What strikes you when you read Manhunt is the fact that there are so many good stories by so many writers that aren’t household names (well, at least hardboiled households). Norman Struber, whose “Badge of Dishonor” shows us an early example of the anti-hero; Stuart Friedman, author of the powderkeg “The Secret,” wherein an innocent man is murdered for a crime he didn’t commit. Then there’s Frank Kane, author of several stories featuring hardboiled PI Johnny Liddell. Kane is often overlooked when great authors of the 1950s are discussed, perhaps because so many of the Liddells seemed jokey. Kane’s “Key Witness,” a rare non-Liddell novella, is anything but comic. An innocent bystander turned good samaritan is terrorized by the punks he witnessed commit murder. His transformation from good citizen to victim is starkly portrayed. In “Seven Lousy Bucks” by C. L. Sweeney, Jr., Joe’s got it made: no job, drinks his life away and prostitutes his wife, Clare, for booze money. When his wife fails to bring home more than ten bucks after serving a john, Joe blows his top. Violent, harrowing look at two bottom-of-the-barrel individuals. These four stories appeared over the space of three issues! If I had the time and space, I’d extoll the virtues of “Deadly Beloved,” a Joe Puma novella by William Campbell Gault, or “Hunch” by Helen Nielsen, wherein a grizzled, pessimistic cop discovers that the chief suspect in a series of brutal murders is his own son, or dozens more well-written celebrations of con jobs, robbery, murder, and adultery.
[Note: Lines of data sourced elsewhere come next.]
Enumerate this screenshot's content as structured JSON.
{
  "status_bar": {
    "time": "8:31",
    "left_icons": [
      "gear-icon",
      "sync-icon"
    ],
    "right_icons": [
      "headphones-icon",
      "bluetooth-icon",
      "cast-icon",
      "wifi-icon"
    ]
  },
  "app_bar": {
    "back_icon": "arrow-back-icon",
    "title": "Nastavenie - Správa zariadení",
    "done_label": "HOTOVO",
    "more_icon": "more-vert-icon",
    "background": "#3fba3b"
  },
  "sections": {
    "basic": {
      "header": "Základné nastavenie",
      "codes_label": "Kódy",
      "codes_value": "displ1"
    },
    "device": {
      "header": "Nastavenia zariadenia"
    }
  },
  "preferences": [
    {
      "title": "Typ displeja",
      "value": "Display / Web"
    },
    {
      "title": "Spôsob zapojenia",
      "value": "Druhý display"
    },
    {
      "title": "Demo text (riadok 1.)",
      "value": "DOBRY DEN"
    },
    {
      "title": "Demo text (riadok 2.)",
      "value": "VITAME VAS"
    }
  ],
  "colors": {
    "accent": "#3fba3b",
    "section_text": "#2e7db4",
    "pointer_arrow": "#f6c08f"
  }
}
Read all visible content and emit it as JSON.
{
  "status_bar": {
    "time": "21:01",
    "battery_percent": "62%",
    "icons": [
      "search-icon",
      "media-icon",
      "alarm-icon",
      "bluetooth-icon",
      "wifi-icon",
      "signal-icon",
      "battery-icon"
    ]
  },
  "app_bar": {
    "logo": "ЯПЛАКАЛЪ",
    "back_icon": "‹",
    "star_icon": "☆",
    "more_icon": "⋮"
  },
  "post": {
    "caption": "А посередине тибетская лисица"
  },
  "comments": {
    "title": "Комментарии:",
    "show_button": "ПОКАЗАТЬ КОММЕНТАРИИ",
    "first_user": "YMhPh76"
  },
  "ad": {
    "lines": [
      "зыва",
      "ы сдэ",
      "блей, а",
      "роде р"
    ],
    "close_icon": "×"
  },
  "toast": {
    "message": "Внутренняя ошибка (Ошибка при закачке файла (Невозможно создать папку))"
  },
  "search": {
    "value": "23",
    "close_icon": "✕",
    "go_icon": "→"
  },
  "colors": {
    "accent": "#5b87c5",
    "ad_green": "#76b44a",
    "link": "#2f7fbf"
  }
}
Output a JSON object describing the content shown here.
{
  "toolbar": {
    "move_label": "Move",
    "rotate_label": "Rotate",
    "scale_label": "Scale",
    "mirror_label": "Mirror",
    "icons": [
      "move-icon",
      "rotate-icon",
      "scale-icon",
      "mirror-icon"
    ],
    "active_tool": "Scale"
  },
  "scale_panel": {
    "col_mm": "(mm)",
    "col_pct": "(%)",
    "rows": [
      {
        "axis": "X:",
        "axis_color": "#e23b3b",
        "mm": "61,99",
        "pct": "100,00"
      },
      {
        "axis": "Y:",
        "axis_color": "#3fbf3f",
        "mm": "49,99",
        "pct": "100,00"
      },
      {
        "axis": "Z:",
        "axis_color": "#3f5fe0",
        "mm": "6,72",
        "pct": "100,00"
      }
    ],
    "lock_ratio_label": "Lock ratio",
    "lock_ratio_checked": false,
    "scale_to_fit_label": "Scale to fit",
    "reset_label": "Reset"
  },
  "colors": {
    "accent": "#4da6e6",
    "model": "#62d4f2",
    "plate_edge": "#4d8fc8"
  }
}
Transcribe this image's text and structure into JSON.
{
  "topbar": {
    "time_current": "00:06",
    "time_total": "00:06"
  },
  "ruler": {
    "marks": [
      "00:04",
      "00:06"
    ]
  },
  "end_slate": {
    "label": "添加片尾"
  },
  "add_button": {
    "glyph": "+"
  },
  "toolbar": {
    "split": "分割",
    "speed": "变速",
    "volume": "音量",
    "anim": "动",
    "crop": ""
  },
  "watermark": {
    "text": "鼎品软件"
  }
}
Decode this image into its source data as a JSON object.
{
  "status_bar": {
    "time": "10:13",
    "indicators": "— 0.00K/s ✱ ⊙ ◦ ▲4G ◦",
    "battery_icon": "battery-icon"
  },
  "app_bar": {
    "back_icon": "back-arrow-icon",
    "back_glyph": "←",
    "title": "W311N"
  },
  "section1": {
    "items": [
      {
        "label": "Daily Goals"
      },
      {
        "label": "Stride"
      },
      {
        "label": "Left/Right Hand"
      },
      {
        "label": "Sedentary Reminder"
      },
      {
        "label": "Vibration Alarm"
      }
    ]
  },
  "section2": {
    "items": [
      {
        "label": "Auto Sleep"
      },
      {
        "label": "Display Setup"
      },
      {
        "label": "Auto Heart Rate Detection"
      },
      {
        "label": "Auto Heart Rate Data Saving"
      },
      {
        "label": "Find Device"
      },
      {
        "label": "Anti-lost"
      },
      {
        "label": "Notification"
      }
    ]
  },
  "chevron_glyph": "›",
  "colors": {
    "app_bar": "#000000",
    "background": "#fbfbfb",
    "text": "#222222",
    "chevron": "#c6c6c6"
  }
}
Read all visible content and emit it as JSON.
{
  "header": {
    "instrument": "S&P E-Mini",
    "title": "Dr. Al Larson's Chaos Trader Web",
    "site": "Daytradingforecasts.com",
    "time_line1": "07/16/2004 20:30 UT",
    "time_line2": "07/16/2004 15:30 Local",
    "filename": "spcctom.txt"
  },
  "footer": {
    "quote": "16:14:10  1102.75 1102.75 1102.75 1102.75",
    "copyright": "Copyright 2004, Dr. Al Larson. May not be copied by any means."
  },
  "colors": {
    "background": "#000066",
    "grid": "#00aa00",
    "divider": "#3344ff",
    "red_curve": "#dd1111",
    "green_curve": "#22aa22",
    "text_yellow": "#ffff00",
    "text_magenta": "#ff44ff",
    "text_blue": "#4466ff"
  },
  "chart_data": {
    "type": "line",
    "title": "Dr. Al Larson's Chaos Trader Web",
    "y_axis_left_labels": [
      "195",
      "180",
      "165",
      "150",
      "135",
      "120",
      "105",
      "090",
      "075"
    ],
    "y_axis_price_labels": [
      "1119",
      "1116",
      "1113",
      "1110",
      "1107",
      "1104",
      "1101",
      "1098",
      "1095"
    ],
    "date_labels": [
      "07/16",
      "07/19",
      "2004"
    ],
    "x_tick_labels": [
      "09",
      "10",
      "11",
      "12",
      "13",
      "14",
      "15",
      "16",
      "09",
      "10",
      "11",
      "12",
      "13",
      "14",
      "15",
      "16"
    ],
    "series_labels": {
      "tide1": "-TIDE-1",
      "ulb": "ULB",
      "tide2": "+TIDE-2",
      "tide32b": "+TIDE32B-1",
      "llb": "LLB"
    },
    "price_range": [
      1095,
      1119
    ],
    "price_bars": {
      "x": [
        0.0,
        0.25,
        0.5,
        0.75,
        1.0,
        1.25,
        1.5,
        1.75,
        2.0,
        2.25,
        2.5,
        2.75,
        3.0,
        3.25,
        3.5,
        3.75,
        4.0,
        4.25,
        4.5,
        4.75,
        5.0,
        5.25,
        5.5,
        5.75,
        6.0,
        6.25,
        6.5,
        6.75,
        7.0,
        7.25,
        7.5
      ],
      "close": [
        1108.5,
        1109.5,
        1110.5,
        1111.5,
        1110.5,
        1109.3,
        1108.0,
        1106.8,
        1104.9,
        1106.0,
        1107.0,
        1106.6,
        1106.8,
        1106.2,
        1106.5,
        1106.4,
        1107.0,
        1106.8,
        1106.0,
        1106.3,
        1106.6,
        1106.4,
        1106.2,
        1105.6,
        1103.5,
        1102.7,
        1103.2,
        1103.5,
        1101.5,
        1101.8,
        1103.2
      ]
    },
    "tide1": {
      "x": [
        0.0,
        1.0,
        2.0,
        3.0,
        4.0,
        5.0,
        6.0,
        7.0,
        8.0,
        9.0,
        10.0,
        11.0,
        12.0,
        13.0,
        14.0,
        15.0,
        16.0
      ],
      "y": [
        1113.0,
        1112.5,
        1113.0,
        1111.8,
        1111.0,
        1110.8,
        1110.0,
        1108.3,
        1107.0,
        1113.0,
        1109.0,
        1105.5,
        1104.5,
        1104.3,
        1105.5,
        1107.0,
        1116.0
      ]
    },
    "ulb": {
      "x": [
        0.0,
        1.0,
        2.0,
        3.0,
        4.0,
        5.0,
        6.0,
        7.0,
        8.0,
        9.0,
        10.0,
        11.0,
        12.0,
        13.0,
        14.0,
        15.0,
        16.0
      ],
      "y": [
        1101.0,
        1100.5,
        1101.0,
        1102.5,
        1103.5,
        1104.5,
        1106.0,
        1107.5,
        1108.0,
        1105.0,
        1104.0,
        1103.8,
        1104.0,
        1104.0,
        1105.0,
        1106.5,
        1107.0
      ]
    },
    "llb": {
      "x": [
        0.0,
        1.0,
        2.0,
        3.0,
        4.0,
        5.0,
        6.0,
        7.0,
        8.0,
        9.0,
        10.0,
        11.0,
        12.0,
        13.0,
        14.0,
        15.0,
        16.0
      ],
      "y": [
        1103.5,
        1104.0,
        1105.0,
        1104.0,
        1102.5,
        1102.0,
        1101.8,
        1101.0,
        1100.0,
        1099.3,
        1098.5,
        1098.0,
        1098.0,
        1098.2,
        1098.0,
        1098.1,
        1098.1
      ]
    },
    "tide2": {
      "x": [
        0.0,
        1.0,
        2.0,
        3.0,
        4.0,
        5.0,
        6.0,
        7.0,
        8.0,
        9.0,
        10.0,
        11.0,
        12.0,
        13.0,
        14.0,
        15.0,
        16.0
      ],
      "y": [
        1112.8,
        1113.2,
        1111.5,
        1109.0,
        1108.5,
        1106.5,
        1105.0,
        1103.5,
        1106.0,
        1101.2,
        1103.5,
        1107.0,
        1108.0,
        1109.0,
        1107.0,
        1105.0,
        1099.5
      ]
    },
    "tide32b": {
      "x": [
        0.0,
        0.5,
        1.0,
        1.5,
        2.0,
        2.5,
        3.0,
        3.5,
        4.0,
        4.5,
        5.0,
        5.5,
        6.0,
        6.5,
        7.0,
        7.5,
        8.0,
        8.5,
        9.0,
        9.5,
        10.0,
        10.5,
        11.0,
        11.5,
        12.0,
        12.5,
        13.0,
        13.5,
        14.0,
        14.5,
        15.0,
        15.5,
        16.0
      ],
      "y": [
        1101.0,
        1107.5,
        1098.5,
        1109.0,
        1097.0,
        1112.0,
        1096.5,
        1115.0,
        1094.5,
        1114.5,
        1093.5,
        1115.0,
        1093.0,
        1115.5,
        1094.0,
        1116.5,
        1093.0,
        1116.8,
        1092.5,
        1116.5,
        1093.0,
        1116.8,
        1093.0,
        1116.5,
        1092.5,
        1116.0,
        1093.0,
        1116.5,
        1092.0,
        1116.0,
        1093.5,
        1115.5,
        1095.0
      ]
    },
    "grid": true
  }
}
My own personal Manhunt collecting odyssey began in 1993 after a conversation with author Ed Gorman. Ed was writing a piece on Gold Medal paperbacks for a magazine I was editing at the time (you can say it Pete — The Scream Factory! -JS), and Manhunt kept popping up in the conversation. Ed let on that Manhunt had been an important part of his formative years. That sparked an interest in me and when, while browsing through a vintage paperback catalog, I came across a cheap copy of the January 1956 issue (“Seven Brutal Shockers!”), I took the plunge. Seven years later, I had the high bid on the September 1955 issue (one of the pricier digests because of its Charles Williams novel) which completed my set. I’d estimate a total price at about $1200.00.
|One of the scarcest: Bedsheet-sized Giant Manhunt|
After returning to digest size, Manhunt just wasn’t the same again. Though the classic authors would make an appearance now and then, most of the authors were new, untested writers. Writers not heard of before and, in several instances, never heard of again after Manhunt’s demise. Evan Hunter and Charles Williams gave way to Robert Page Jones and J. Simmons Scheb. Not exactly esteemed names in a crime aficionado’s book. The general look of the magazine began to suffer as well. The magazine’s frequency was dropped first to bi-monthly and eventually quarterly. Reprints (of both covers and the fiction inside) became a fact of life. The beautiful hardboiled paintings adorning the covers gave way to out of focus shots of women cringing against brick walls. If you’re looking for the quality, stick to the first six years.